CRASHES AND CHEMICAL SPILLS IN COMMUTER CORRIDORS AT SCHOOL RELEASE HOURS
The Dominion Post reports today that at 3:26 pm yesterday, when Monongalia County schools were letting out, a wreck forced the closure of the Mileground Road.
A few minutes earlier a truck overturned on I-79 spilling a chemical. That and other kinds of trucks carrying hazardous materials could likely be using the Mileground Road frequently when it is expanded to 4 lanes in a few years, if the trucks aren’t already. And more big trucks will be using the Eastwood 705/119 Mileground intersection if the two new truck and commuter routes are added to that vortex as currently prioritized by the Greater Morgantown MPO: the Falling Run Corridor and the Inner Loop Connector. Then there is the impending opening of the nearby industrial park by the airport. There is also the impending opening of the Mon-Fayette expressway, which originates (or ends) near the area.

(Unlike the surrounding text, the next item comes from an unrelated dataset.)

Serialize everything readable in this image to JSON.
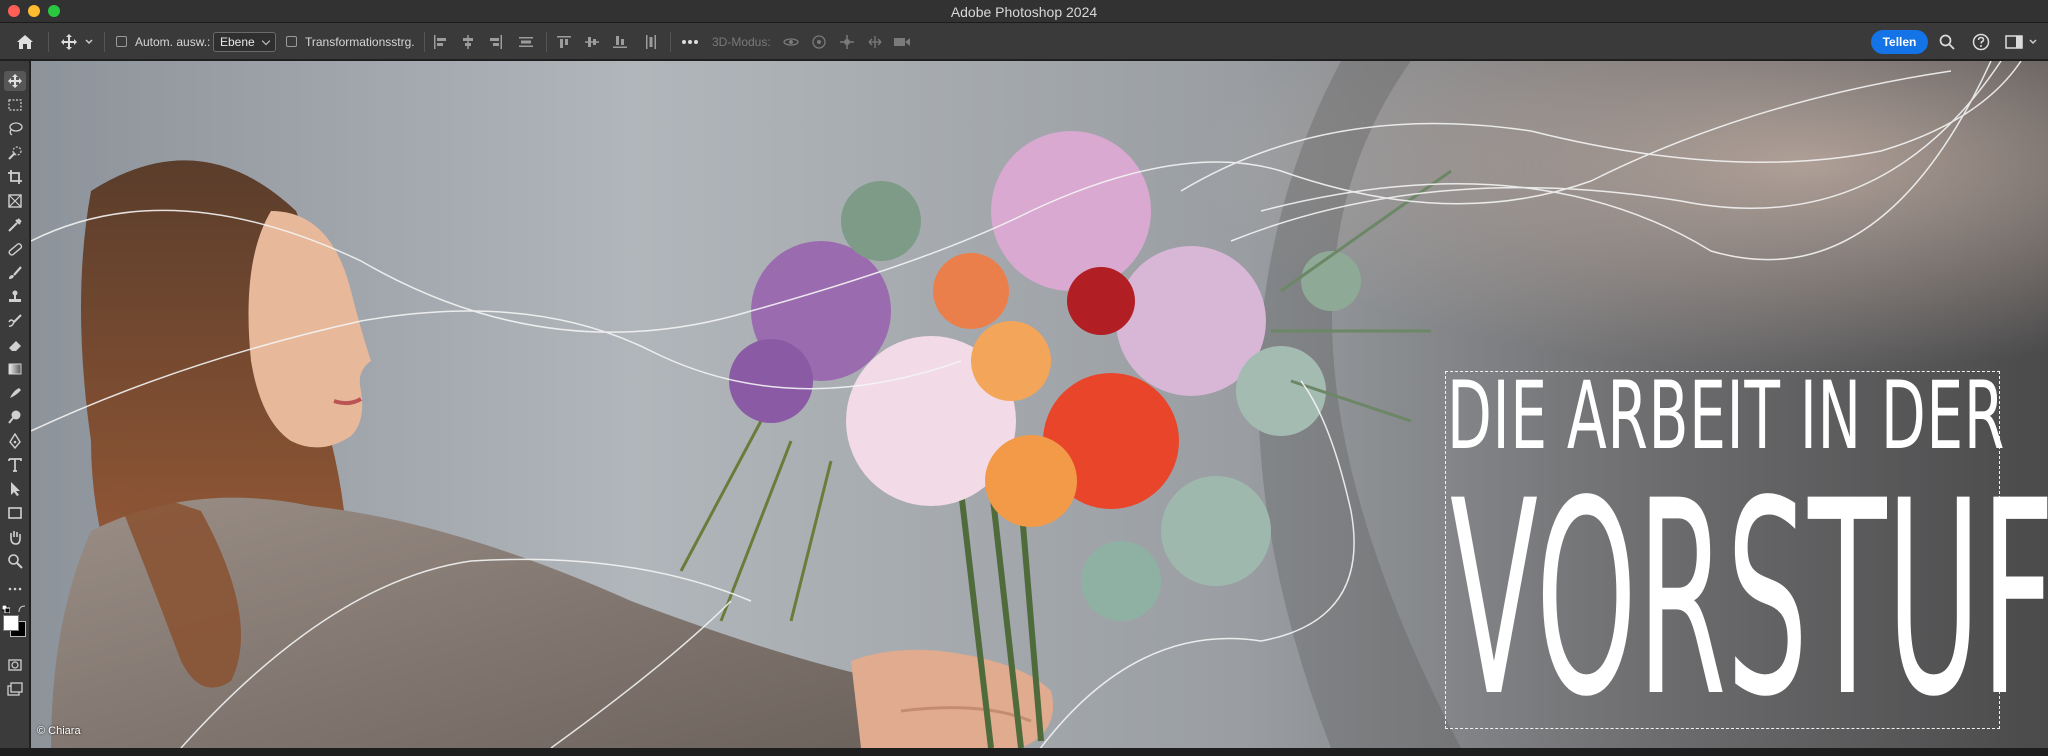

And Scheetz has schematically designed a gas station to go in at the armory, right next to the would-be Eastwood school building. Sheetz has even asked Mon Schools to allow its gas station customers to share the school drive. Gas stations are toxic and dangerous every hour of every day of every week. This would be the fourth gas station on the Mileground within a few hundred meters of the Eastwood site. And WVU intends to build a hydrogen bus fueling station a few hundred meters from the school site as well, on the Morgantown end of the Mileground.
You see, that is what happens in major commuter corridors and especially in unstable commercial and industrial areas: major commercial and industrial development, major traffic accidents, chemical spills, and other threatening growth and “incidents.”
And that is why mandates forbid the building of new schools in West Virginia near such hazards. Because it’s not safe. It is especially not safe for hundreds of children 3 to 11 years old massed together at one intersection at the nexus of all these hazards: the Eastwood Mileground site.
Somehow Superintendent Frank Devono and the five members of the Mon Schools board don’t understand that: President Barbara Parsons, Vice President Joe Statler, Mike Kelly, Clarence Harvey, and Nancy Walker. They don’t get the dangers. They don’t respect the mandates. And they thereby are failing to care for the children. They think the Eastwood Mileground site is the best school site available. Here they are:
Is it not long since time that they all volunteered to work HazMat patrol on the Mileground around Eastwood Elementary? Or maybe the school uniform for the students could be a HazMat suit. Hundreds of bright yellow little HazMat suits. HazMat Elementary.